__TASK__.
Your answer should be one number, the count of lines in the entries holding the word "Companyname".

__DATA TO USE__.
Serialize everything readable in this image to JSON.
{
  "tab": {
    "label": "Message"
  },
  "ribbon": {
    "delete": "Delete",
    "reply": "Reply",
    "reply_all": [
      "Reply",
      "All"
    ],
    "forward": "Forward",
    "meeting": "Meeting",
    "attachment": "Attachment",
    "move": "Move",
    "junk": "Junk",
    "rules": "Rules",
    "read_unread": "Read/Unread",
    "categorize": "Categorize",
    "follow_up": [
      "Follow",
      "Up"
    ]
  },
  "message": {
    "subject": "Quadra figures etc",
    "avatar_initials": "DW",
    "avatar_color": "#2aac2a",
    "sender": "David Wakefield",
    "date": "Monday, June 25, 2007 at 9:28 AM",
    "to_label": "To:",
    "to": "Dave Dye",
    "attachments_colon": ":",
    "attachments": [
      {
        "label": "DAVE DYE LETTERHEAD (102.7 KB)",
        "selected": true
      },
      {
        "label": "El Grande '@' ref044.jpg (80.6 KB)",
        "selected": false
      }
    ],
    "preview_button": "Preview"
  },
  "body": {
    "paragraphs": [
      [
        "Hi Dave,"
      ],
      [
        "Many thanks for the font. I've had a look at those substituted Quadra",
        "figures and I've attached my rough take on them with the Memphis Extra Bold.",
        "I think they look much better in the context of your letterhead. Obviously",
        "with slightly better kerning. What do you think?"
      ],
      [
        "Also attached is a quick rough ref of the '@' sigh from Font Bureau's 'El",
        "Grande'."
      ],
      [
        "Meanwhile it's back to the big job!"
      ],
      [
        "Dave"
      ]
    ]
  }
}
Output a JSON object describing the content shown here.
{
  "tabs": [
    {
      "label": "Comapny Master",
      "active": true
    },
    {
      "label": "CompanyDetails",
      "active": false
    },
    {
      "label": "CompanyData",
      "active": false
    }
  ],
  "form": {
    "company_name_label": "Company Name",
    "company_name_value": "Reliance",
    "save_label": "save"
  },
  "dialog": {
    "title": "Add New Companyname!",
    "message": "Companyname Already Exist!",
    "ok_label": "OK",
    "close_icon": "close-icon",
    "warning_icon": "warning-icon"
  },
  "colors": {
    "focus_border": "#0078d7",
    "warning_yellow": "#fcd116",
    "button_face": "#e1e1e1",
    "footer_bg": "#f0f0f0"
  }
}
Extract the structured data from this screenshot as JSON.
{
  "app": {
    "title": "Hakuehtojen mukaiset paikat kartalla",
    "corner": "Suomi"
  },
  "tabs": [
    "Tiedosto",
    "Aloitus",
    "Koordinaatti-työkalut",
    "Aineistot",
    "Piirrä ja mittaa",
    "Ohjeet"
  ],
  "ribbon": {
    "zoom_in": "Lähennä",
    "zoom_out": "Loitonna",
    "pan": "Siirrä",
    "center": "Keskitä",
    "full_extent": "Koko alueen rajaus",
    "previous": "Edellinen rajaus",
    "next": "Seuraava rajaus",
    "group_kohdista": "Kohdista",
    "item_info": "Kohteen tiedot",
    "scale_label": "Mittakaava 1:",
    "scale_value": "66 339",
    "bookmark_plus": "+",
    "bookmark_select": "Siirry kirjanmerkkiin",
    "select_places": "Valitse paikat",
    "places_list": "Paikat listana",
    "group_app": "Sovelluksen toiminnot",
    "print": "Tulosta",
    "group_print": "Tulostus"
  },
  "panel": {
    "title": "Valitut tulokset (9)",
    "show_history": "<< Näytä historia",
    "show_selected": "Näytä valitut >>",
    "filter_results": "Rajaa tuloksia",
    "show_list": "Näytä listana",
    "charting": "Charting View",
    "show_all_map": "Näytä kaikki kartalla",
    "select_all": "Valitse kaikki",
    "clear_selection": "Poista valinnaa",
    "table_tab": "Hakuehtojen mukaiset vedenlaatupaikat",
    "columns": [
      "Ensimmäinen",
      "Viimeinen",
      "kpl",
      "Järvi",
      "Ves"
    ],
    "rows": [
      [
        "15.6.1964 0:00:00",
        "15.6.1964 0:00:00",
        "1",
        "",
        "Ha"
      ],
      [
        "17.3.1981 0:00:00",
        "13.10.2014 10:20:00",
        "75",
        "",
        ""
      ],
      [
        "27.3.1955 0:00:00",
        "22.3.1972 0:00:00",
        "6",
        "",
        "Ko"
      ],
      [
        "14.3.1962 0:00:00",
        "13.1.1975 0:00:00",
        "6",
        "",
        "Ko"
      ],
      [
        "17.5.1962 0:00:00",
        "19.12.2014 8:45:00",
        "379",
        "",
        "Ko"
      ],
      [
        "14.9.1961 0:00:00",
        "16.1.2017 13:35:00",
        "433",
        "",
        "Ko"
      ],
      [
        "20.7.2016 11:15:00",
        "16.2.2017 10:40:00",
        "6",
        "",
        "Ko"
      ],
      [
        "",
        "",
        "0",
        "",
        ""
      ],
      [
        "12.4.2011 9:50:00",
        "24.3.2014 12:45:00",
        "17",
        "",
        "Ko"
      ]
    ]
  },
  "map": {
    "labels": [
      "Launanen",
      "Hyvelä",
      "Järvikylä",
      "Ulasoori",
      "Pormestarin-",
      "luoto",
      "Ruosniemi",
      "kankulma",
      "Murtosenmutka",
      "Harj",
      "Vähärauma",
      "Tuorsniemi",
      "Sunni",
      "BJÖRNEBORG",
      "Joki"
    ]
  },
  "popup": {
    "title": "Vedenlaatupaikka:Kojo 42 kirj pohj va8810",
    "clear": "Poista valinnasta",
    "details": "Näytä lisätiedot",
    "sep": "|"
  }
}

__ANSWER FOR THE TASK__.
2